Local food preferences are not a signal that consumers believe products in one locality are necessarily better than others (with the exception, perhaps, of some geographic indicators). To understand the drivers of local and global food systems, we must instead break down the different components and attributes of local food preferences.

For example, when researchers began publishing findings that the food miles in local products may in fact be more carbon emitting than long-shipment food supply chains[12], some believed this would hamper demand for local food. The prediction assumed that most people looking for local products were doing so because of environmental impacts of shipping food products long distances. In fact, the findings did not have a marked impact on local product demand. To understand consumer behavior and willingness-to-pay, we must have a thorough understanding of the many attributes that play a part in overall consumer demand for local food products. 

In this series we’ll explore the following drivers of consumer demand for local food products and methods for identifying which factors are driving demand. Check back as we cover:

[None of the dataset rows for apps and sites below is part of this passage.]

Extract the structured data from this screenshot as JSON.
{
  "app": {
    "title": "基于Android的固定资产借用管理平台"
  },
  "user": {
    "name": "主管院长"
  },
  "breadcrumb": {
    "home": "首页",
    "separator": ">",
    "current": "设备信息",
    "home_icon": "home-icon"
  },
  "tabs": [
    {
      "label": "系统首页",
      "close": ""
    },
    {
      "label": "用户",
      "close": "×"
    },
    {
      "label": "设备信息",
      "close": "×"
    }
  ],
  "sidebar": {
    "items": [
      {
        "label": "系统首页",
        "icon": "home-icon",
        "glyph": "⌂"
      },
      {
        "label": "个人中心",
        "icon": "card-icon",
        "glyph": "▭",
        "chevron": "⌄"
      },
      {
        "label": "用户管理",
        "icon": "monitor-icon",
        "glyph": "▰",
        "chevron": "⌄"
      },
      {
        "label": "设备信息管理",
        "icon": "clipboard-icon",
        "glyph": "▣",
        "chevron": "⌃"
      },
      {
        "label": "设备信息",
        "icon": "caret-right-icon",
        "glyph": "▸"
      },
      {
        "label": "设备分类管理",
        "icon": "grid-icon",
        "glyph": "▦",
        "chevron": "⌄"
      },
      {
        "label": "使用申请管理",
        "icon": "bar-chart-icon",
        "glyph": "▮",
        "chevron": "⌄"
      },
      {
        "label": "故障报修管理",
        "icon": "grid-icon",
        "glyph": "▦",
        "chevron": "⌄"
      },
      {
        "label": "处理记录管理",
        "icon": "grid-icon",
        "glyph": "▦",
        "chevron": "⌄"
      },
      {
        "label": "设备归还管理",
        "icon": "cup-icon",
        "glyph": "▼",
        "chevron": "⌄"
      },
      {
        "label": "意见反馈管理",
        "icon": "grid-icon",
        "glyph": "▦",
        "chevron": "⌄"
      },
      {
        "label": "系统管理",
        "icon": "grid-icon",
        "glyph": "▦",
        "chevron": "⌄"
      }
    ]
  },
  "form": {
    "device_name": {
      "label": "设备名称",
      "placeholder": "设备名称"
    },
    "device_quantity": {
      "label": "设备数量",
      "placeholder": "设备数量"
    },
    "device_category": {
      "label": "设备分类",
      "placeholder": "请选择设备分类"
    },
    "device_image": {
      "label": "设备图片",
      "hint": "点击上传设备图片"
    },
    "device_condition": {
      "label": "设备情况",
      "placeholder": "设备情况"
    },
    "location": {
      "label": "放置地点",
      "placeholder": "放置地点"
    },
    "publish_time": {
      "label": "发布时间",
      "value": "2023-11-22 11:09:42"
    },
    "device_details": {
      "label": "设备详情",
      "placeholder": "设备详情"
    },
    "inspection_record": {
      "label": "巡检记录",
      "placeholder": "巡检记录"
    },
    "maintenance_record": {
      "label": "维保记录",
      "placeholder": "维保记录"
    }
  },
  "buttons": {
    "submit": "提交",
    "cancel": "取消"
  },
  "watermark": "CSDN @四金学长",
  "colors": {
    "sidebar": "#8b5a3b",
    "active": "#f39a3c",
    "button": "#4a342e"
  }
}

Health

Environmental impact

Supporting local economies

Freshness

Quality